It’s the sort of case you might expect Encyclopedia Brown to tackle.
Two kids seem to have cheated on Professor Harpp’s final exam. Can he prove the culprits did it – before it’s too late?
But when McGill University professor David Harpp suspected some of his students were up to no good, he didn’t hire a boy detective for a shiny new quarter. He did the job himself.
He devised a statistical method to determine whether two students were copying test answers from each other. He found that, on a 98-question multiple-choice test, the pair of students had 97 answers exactly the same – including 23 wrong answers.
Confronted with the evidence, the students confessed.
To the untrained observer, it may seem strange that cheating can be reliably detected with statistics, formulas and math, as Texas officials have hired an outside firm to do. But decades of research around the world have produced methods that prove quite effective at smoking out cheaters in ways even the best proctors often can’t.
By Joshua Benton Staff Writer Page 1A The Texas Education Agency is leaning toward severing ties with the company it hired to look for cheating on the TAKS test, in part because the results have generated negative publicity for the state.
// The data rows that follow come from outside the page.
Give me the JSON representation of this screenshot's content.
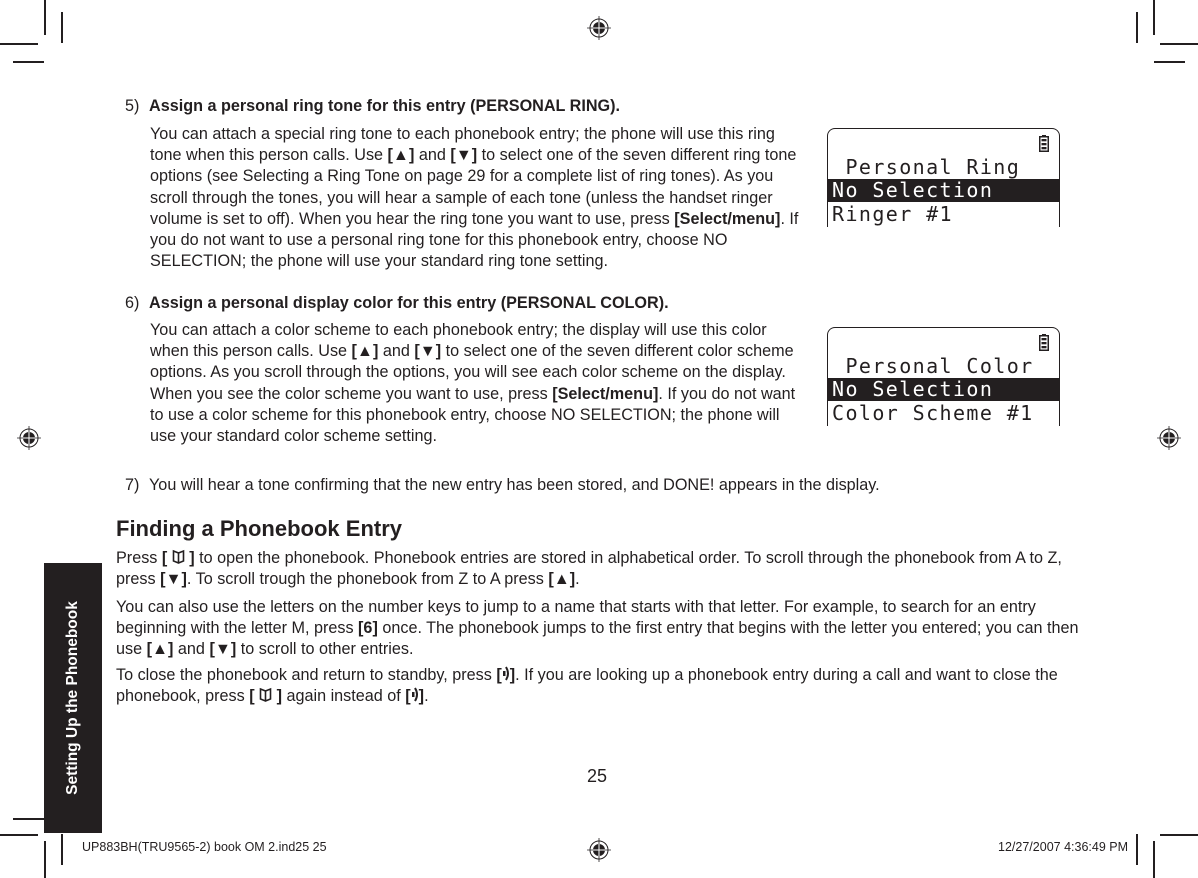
{
  "side_tab": {
    "label": "Setting Up the Phonebook"
  },
  "steps": [
    {
      "number": "5)",
      "heading": "Assign a personal ring tone for this entry (PERSONAL RING).",
      "paragraph": {
        "t1": "You can attach a special ring tone to each phonebook entry; the phone will use this ring tone when this person calls. Use ",
        "up_key": "[▲]",
        "t2": " and ",
        "down_key": "[▼]",
        "t3": " to select one of the seven different ring tone options (see Selecting a Ring Tone on page 29 for a complete list of ring tones). As you scroll through the tones, you will hear a sample of each tone (unless the handset ringer volume is set to off). When you hear the ring tone you want to use, press ",
        "select_key": "[Select/menu]",
        "t4": ". If you do not want to use a personal ring tone for this phonebook entry, choose NO SELECTION; the phone will use your standard ring tone setting."
      }
    },
    {
      "number": "6)",
      "heading": "Assign a personal display color for this entry (PERSONAL COLOR).",
      "paragraph": {
        "t1": "You can attach a color scheme to each phonebook entry; the display will use this color when this person calls. Use ",
        "up_key": "[▲]",
        "t2": " and ",
        "down_key": "[▼]",
        "t3": " to select one of the seven different color scheme options. As you scroll through the options, you will see each color scheme on the display. When you see the color scheme you want to use, press ",
        "select_key": "[Select/menu]",
        "t4": ". If you do not want to use a color scheme for this phonebook entry, choose NO SELECTION; the phone will use your standard color scheme setting."
      }
    },
    {
      "number": "7)",
      "text": "You will hear a tone confirming that the new entry has been stored, and DONE! appears in the display."
    }
  ],
  "lcd_screens": [
    {
      "icon": "battery-icon",
      "title": " Personal Ring",
      "selected": "No Selection  ",
      "option": "Ringer #1"
    },
    {
      "icon": "battery-icon",
      "title": " Personal Color",
      "selected": "No Selection  ",
      "option": "Color Scheme #1"
    }
  ],
  "section": {
    "title": "Finding a Phonebook Entry",
    "p1": {
      "t1": "Press ",
      "pb_key_open": "[ ",
      "pb_key_close": " ]",
      "t2": " to open the phonebook. Phonebook entries are stored in alphabetical order. To scroll through the phonebook from A to Z, press ",
      "down_key": "[▼]",
      "t3": ". To scroll trough the phonebook from Z to A press ",
      "up_key": "[▲]",
      "t4": "."
    },
    "p2": {
      "t1": "You can also use the letters on the number keys to jump to a name that starts with that letter. For example, to search for an entry beginning with the letter M, press ",
      "key6": "[6]",
      "t2": " once. The phonebook jumps to the first entry that begins with the letter you entered; you can then use ",
      "up_key": "[▲]",
      "t3": " and ",
      "down_key": "[▼]",
      "t4": " to scroll to other entries."
    },
    "p3": {
      "t1": "To close the phonebook and return to standby, press ",
      "end_open": "[",
      "end_close": "]",
      "t2": ". If you are looking up a phonebook entry during a call and want to close the phonebook, press ",
      "pb_key_open": "[ ",
      "pb_key_close": " ]",
      "t3": " again instead of ",
      "t4": "."
    }
  },
  "page_number": "25",
  "footer": {
    "left": "UP883BH(TRU9565-2) book OM 2.ind25   25",
    "right": "12/27/2007   4:36:49 PM"
  }
}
The agency also has some concerns about some methods used by the company, Caveon, … Continue reading TEA may ax test analyzer; Agency doubts level of TAKS cheating; evaluator defends data
Texas officials have released the names of 241 more schools with suspicious patterns in their test scores. But none are likely to be targeted in the upcoming round of state investigations into possible cheating.
The new list, released Friday, brings the total number of schools with suspicious scores to 699. That’s almost one-tenth of all the Texas schools that administered the Texas Assessment of Knowledge and Skills in 2005.
Earlier, the Texas Education Agency had released the names of only 442 schools that had at least one classroom with suspicious scores.
But Caveon – the test-security company the TEA hired to look for cheaters – also looked for schools that had suspicious score patterns schoolwide. Because of differences in the ways Caveon analyzed the scores, some schools were flagged as suspicious schoolwide without raising red flags in any specific classroom.
The TEA had not asked Caveon for the schoolwide list until The Dallas Morning News revealed its existence three weeks ago.
“We wanted to be able to look at all the schools as we think about how to move forward,” spokeswoman Debbie Graves Ratcliffe said.
Calling the prevention of cheating “our highest priority,” the Texas Education Agency is tripling its number of investigators and preparing inquiries of the schools where test scores are the most suspicious.
The agency will also create an independent task force to oversee the investigations, which will begin in September. But it’s still unknown how many schools will be investigated.
“The Texas Education Agency is taking this matter very seriously,” Education Commissioner Shirley Neeley wrote in a letter to all district superintendents Friday.
The moves are in response to a report released in May by Caveon, a Utah test-security firm. TEA hired Caveon to analyze scores on the 2005 Texas Assessment of Knowledge and Skills and determine if any students or educators were cheating.
Caveon flagged more than 600 schools for a variety of suspect test patterns: students who seemed to get too smart too fast, score sheets with too many erasures or classrooms where too many students had suspiciously similar answers.
“I think we have to restore the public’s faith in our testing system,” Dr. Neeley said in an interview.